A period of falling cap rates helps elevate returns via appreciation. Rising interest rates — reflecting stronger economic activity — generally exert upward pressure on cap rates, requiring an increased emphasis on income growth to offset slower appreciation and higher financing cost. However, healed and expanding credit markets, strong global investor demand for U.S. real estate, and continued recovery in property fundamentals will help counterbalance the magnitude of rising rates, and lend support to property values. Having already absorbed a significant increase in interest rates, further cap rate changes should tie less to speculation regarding Fed policy and correlate more with measurable economic performance.

Debt and equity markets should remain stable for the foreseeable future. However, the environment is not without risk, and near-term volatility should be expected. The pending appointment of a new Federal Reserve chief, looming debt ceiling discussions, geopolitical tensions in the Middle East, and the effects of sequestration and declines in federal spending will hamper economic growth.

In addition, changes in monetary policy always present a risk to the economy. In this light, the Fed has demonstrated considerable dexterity, and should gradually exit qualitative easing in an orderly manner by slowly decreasing bond purchases and letting some securities mature. The Federal Open Market Committee has issued interest rate guidance, stating that the federal funds will remain range-bound between 0 to .25 percent at least until mid-2015, underscoring that monetary tightening would begin only after an economic and employment recovery has been well established. The Fed also noted that the tightening process would occur at a more gradual pace than historical precedent. 

Surely, higher interest rates will impact investors across the board. As financing costs rise, so will investors’ required returns. At a minimum, increased financing costs will decay some of the cap rate arbitrage of buying into secondary and tertiary markets, or value-add and opportunistic assets. However, the stride of occupancy and lease growth is likely to exceed that of primary markets and core assets for the midterm outlook. Demand for all commercial real estate, sustained by the reinforcing economy, remains solid, and supply risks are negligible for most property types. As a result, performance profits and other components will considerably counteract the effect of rising interesting rates, at least for the near term.  William Hughes

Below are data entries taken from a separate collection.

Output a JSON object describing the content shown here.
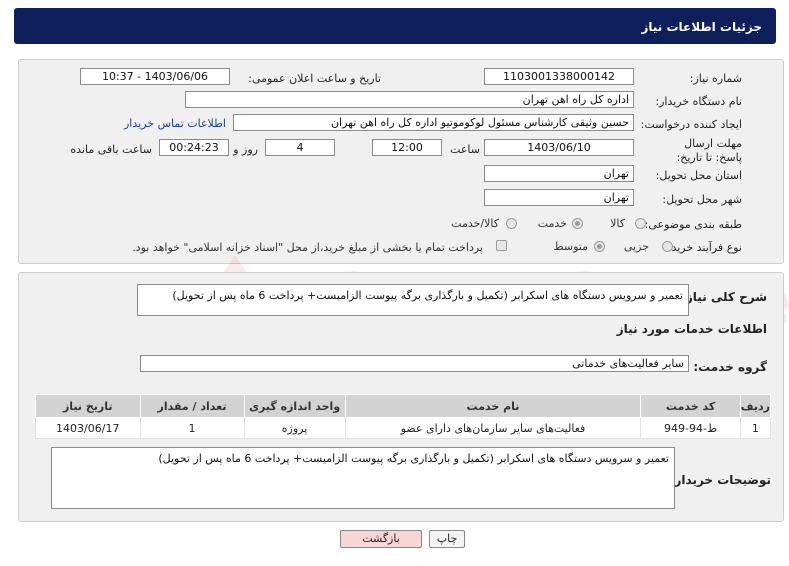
{
  "header": {
    "title": "جزئیات اطلاعات نیاز"
  },
  "form": {
    "need_number_label": "شماره نیاز:",
    "need_number": "1103001338000142",
    "announce_label": "تاریخ و ساعت اعلان عمومی:",
    "announce_value": "1403/06/06 - 10:37",
    "buyer_org_label": "نام دستگاه خریدار:",
    "buyer_org": "اداره کل راه اهن تهران",
    "creator_label": "ایجاد کننده درخواست:",
    "creator": "حسین وثیقی کارشناس مسئول لوکوموتیو اداره کل راه اهن تهران",
    "contact_link": "اطلاعات تماس خریدار",
    "deadline_label": "مهلت ارسال پاسخ: تا تاریخ:",
    "deadline_date": "1403/06/10",
    "time_label": "ساعت",
    "deadline_time": "12:00",
    "days_value": "4",
    "days_label": "روز و",
    "remaining_time": "00:24:23",
    "remaining_label": "ساعت باقی مانده",
    "province_label": "استان محل تحویل:",
    "province": "تهران",
    "city_label": "شهر محل تحویل:",
    "city": "تهران",
    "category_label": "طبقه بندی موضوعی:",
    "category_options": [
      "کالا",
      "خدمت",
      "کالا/خدمت"
    ],
    "purchase_type_label": "نوع فرآیند خرید :",
    "purchase_type_options": [
      "جزیی",
      "متوسط"
    ],
    "payment_note": "پرداخت تمام یا بخشی از مبلغ خرید،از محل \"اسناد خزانه اسلامی\" خواهد بود."
  },
  "details": {
    "summary_label": "شرح کلی نیاز:",
    "summary": "تعمیر و سرویس دستگاه های اسکرابر (تکمیل و بارگذاری برگه پیوست الزامیست+ پرداخت 6 ماه پس از تحویل)",
    "services_title": "اطلاعات خدمات مورد نیاز",
    "service_group_label": "گروه خدمت:",
    "service_group": "سایر فعالیت‌های خدماتی",
    "table": {
      "headers": [
        "ردیف",
        "کد خدمت",
        "نام خدمت",
        "واحد اندازه گیری",
        "تعداد / مقدار",
        "تاریخ نیاز"
      ],
      "rows": [
        [
          "1",
          "ط-94-949",
          "فعالیت‌های سایر سازمان‌های دارای عضو",
          "پروژه",
          "1",
          "1403/06/17"
        ]
      ]
    },
    "buyer_notes_label": "توضیحات خریدار:",
    "buyer_notes": "تعمیر و سرویس دستگاه های اسکرابر (تکمیل و بارگذاری برگه پیوست الزامیست+ پرداخت 6 ماه پس از تحویل)"
  },
  "buttons": {
    "print": "چاپ",
    "back": "بازگشت"
  },
  "watermark": {
    "text": "AriaTender.net"
  },
  "colors": {
    "header_bg": "#0f1f5c",
    "link": "#1a3d9c",
    "back_button_bg": "#f7d6d6"
  }
}
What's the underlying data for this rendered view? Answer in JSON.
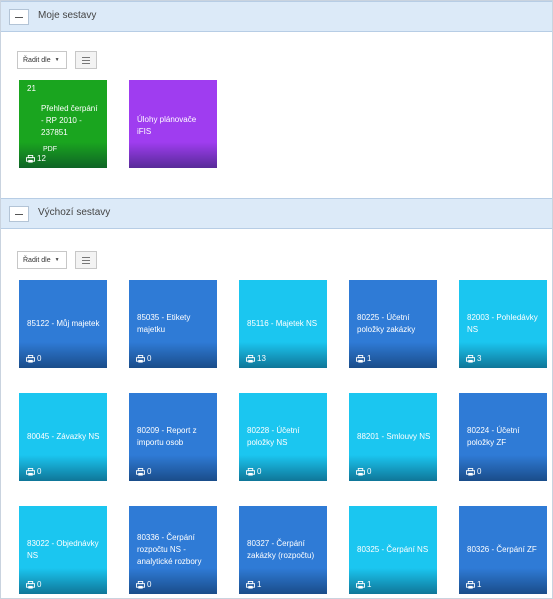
{
  "sections": {
    "my": {
      "title": "Moje sestavy",
      "sort_label": "Řadit dle",
      "tiles": [
        {
          "number": "21",
          "label": "Přehled čerpání - RP 2010 - 237851",
          "pdf": "PDF",
          "count": "12",
          "color": "green"
        },
        {
          "label": "Úlohy plánovače iFIS",
          "color": "purple"
        }
      ]
    },
    "default": {
      "title": "Výchozí sestavy",
      "sort_label": "Řadit dle",
      "tiles": [
        {
          "label": "85122 - Můj majetek",
          "count": "0",
          "color": "blue-dark"
        },
        {
          "label": "85035 - Etikety majetku",
          "count": "0",
          "color": "blue-dark"
        },
        {
          "label": "85116 - Majetek NS",
          "count": "13",
          "color": "blue-light"
        },
        {
          "label": "80225 - Účetní položky zakázky",
          "count": "1",
          "color": "blue-dark"
        },
        {
          "label": "82003 - Pohledávky NS",
          "count": "3",
          "color": "blue-light"
        },
        {
          "label": "80045 - Závazky NS",
          "count": "0",
          "color": "blue-light"
        },
        {
          "label": "80209 - Report z importu osob",
          "count": "0",
          "color": "blue-dark"
        },
        {
          "label": "80228 - Účetní položky NS",
          "count": "0",
          "color": "blue-light"
        },
        {
          "label": "88201 - Smlouvy NS",
          "count": "0",
          "color": "blue-light"
        },
        {
          "label": "80224 - Účetní položky ZF",
          "count": "0",
          "color": "blue-dark"
        },
        {
          "label": "83022 - Objednávky NS",
          "count": "0",
          "color": "blue-light"
        },
        {
          "label": "80336 - Čerpání rozpočtu NS - analytické rozbory",
          "count": "0",
          "color": "blue-dark"
        },
        {
          "label": "80327 - Čerpání zakázky (rozpočtu)",
          "count": "1",
          "color": "blue-dark"
        },
        {
          "label": "80325 - Čerpání NS",
          "count": "1",
          "color": "blue-light"
        },
        {
          "label": "80326 - Čerpání ZF",
          "count": "1",
          "color": "blue-dark"
        }
      ]
    }
  }
}
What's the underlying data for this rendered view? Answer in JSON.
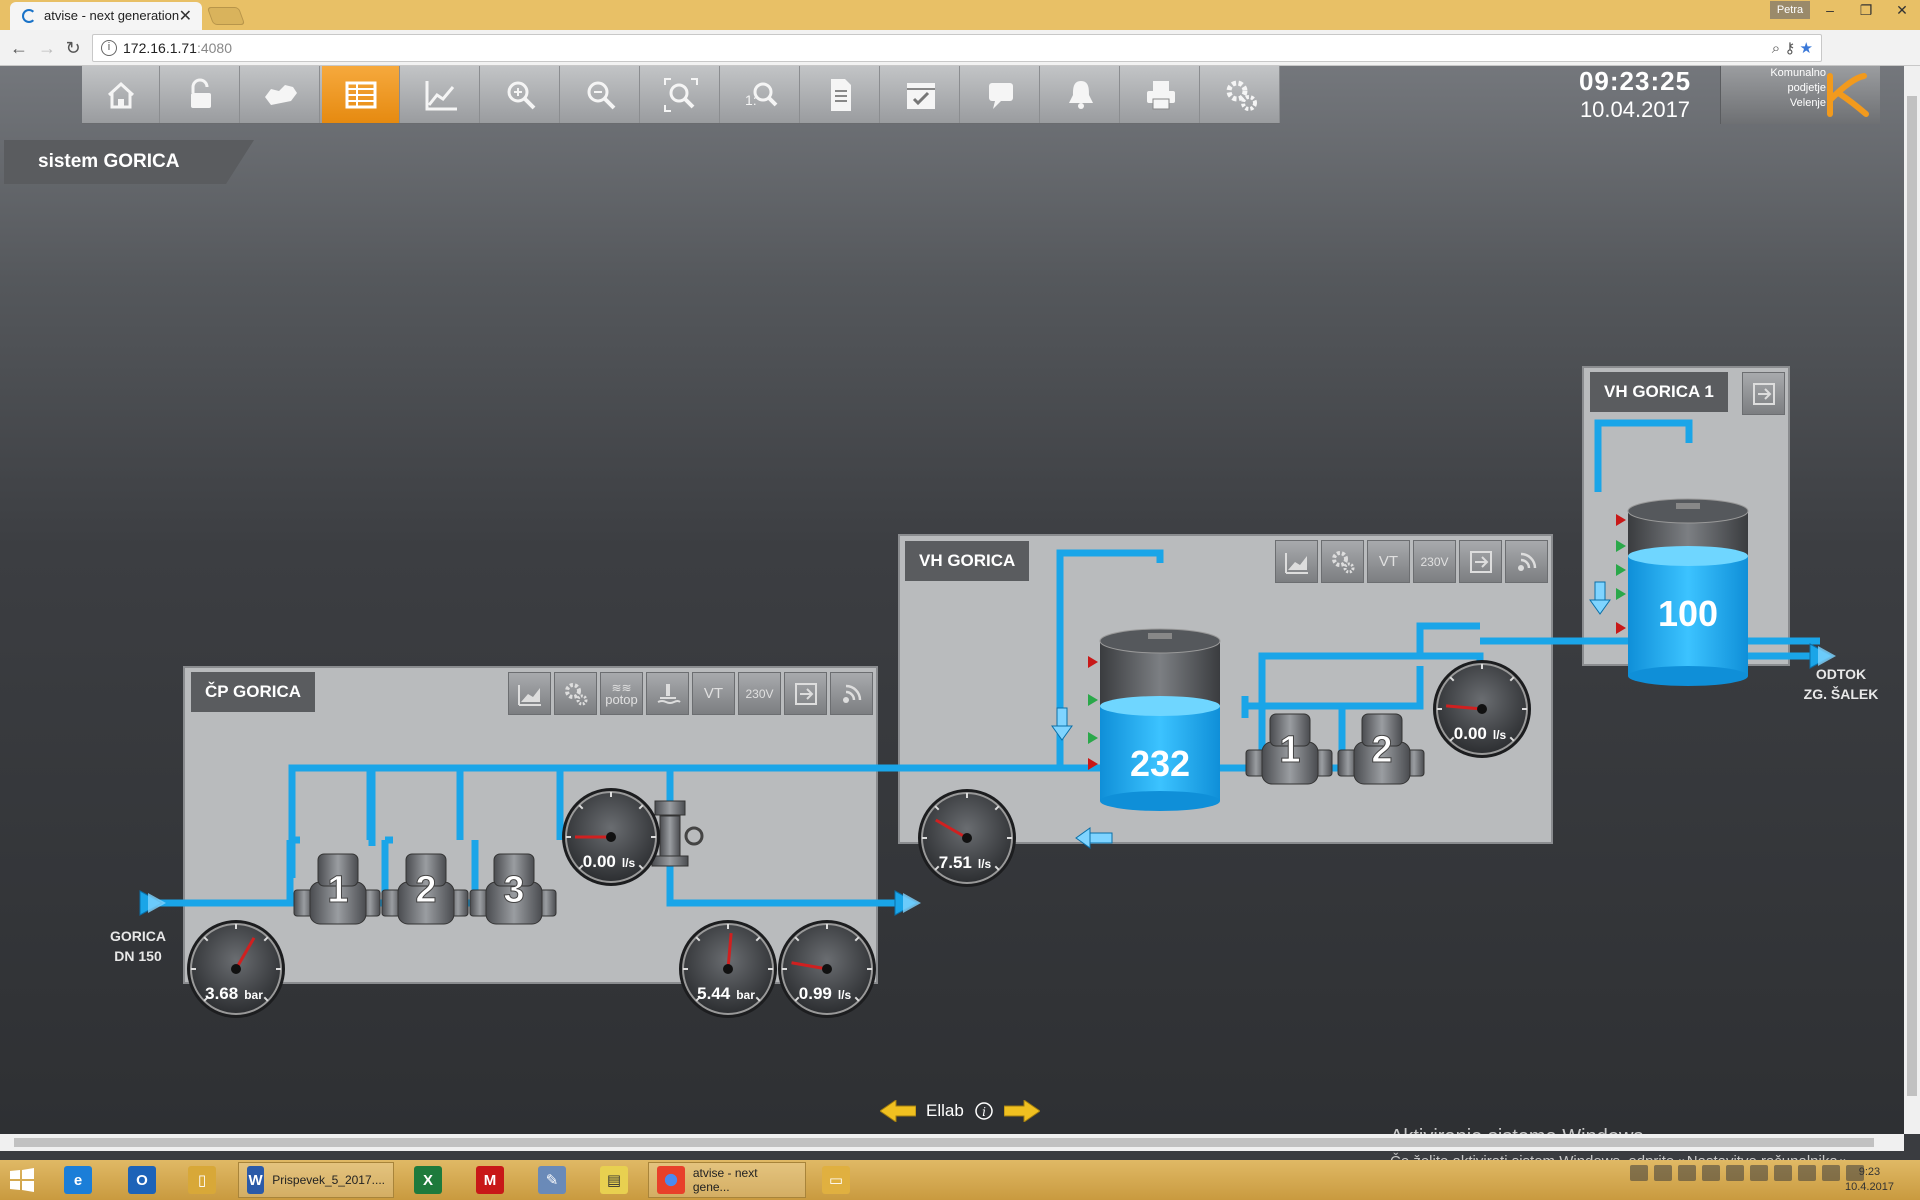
{
  "browser": {
    "tab_title": "atvise - next generation",
    "tab_close": "✕",
    "profile": "Petra",
    "url_host": "172.16.1.71",
    "url_port": ":4080"
  },
  "toolbar": {
    "items": [
      {
        "name": "home-icon"
      },
      {
        "name": "unlock-icon"
      },
      {
        "name": "map-icon"
      },
      {
        "name": "table-icon",
        "active": true
      },
      {
        "name": "chart-icon"
      },
      {
        "name": "zoom-in-icon"
      },
      {
        "name": "zoom-out-icon"
      },
      {
        "name": "zoom-fit-icon"
      },
      {
        "name": "zoom-reset-icon"
      },
      {
        "name": "document-icon"
      },
      {
        "name": "calendar-icon"
      },
      {
        "name": "messages-icon"
      },
      {
        "name": "alarm-bell-icon"
      },
      {
        "name": "print-icon"
      },
      {
        "name": "settings-icon"
      }
    ],
    "zoom_reset_label": "1:"
  },
  "clock": {
    "time": "09:23:25",
    "date": "10.04.2017"
  },
  "brand": {
    "line1": "Komunalno",
    "line2": "podjetje",
    "line3": "Velenje"
  },
  "page": {
    "title": "sistem GORICA"
  },
  "cp_gorica": {
    "title": "ČP GORICA",
    "icons": [
      "trend-icon",
      "settings-icon",
      "potop",
      "flood-icon",
      "VT",
      "230V",
      "exit-icon",
      "signal-icon"
    ],
    "potop_label": "potop",
    "vt_label": "VT",
    "v230_label": "230V",
    "pumps": [
      "1",
      "2",
      "3"
    ],
    "gauge_in": {
      "value": "3.68",
      "unit": "bar"
    },
    "gauge_flow": {
      "value": "0.00",
      "unit": "l/s"
    },
    "gauge_out_p": {
      "value": "5.44",
      "unit": "bar"
    },
    "gauge_out_q": {
      "value": "0.99",
      "unit": "l/s"
    }
  },
  "vh_gorica": {
    "title": "VH GORICA",
    "vt_label": "VT",
    "v230_label": "230V",
    "tank_level": "232",
    "pumps": [
      "1",
      "2"
    ],
    "gauge_in": {
      "value": "7.51",
      "unit": "l/s"
    },
    "gauge_out": {
      "value": "0.00",
      "unit": "l/s"
    }
  },
  "vh_gorica1": {
    "title": "VH GORICA 1",
    "tank_level": "100"
  },
  "labels": {
    "inlet_line1": "GORICA",
    "inlet_line2": "DN 150",
    "outlet_line1": "ODTOK",
    "outlet_line2": "ZG. ŠALEK"
  },
  "bottom_nav": {
    "label": "Ellab"
  },
  "watermark": {
    "line1": "Aktiviranje sistema Windows",
    "line2": "Če želite aktivirati sistem Windows, odprite »Nastavitve računalnika«."
  },
  "taskbar": {
    "word_task": "Prispevek_5_2017....",
    "chrome_task": "atvise - next gene...",
    "time": "9:23",
    "date": "10.4.2017"
  },
  "colors": {
    "pipe": "#1aa5e8",
    "accent": "#f29a1d",
    "panel": "#b9bbbd"
  }
}
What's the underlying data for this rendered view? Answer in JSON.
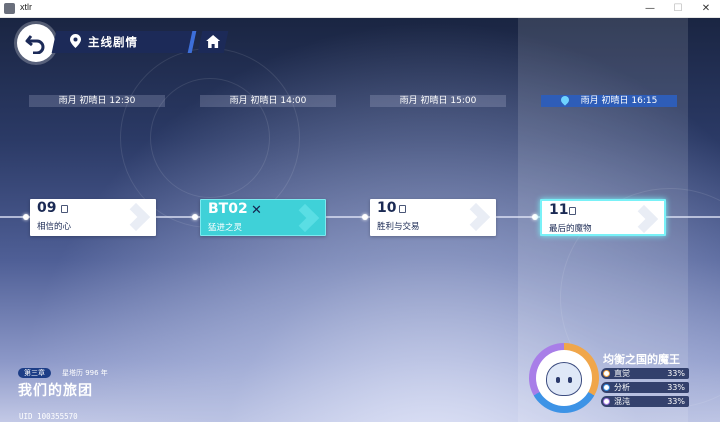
{
  "window": {
    "title": "xtlr",
    "minimize": "—",
    "maximize": "☐",
    "close": "✕"
  },
  "header": {
    "title": "主线剧情"
  },
  "timeline": [
    {
      "time": "雨月 初晴日 12:30",
      "active": false
    },
    {
      "time": "雨月 初晴日 14:00",
      "active": false
    },
    {
      "time": "雨月 初晴日 15:00",
      "active": false
    },
    {
      "time": "雨月 初晴日 16:15",
      "active": true
    }
  ],
  "stages": [
    {
      "num": "09",
      "name": "相信的心",
      "type": "story"
    },
    {
      "num": "BT02",
      "name": "猛进之灵",
      "type": "battle"
    },
    {
      "num": "10",
      "name": "胜利与交易",
      "type": "story"
    },
    {
      "num": "11",
      "name": "最后的魔物",
      "type": "story",
      "current": true
    }
  ],
  "chapter": {
    "badge": "第三章",
    "year": "星塔历 996 年",
    "title": "我们的旅团"
  },
  "uid": "UID 100355570",
  "boss": {
    "name": "均衡之国的魔王",
    "stats": [
      {
        "label": "直觉",
        "pct": "33%",
        "color": "#f0a64a"
      },
      {
        "label": "分析",
        "pct": "33%",
        "color": "#3d93e6"
      },
      {
        "label": "混沌",
        "pct": "33%",
        "color": "#a87ee8"
      }
    ]
  }
}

Amazon Unveils Flying Delivery Drones – This Will Be The Beginning of Changes to Distribution on Many Levels

TMC-The Mahr Company Shares: This is the beginning of a Major Shift which will have a tremendous impact in the future relative to Wholesale and Retail Distribution, Warehousing, and land and locations for same.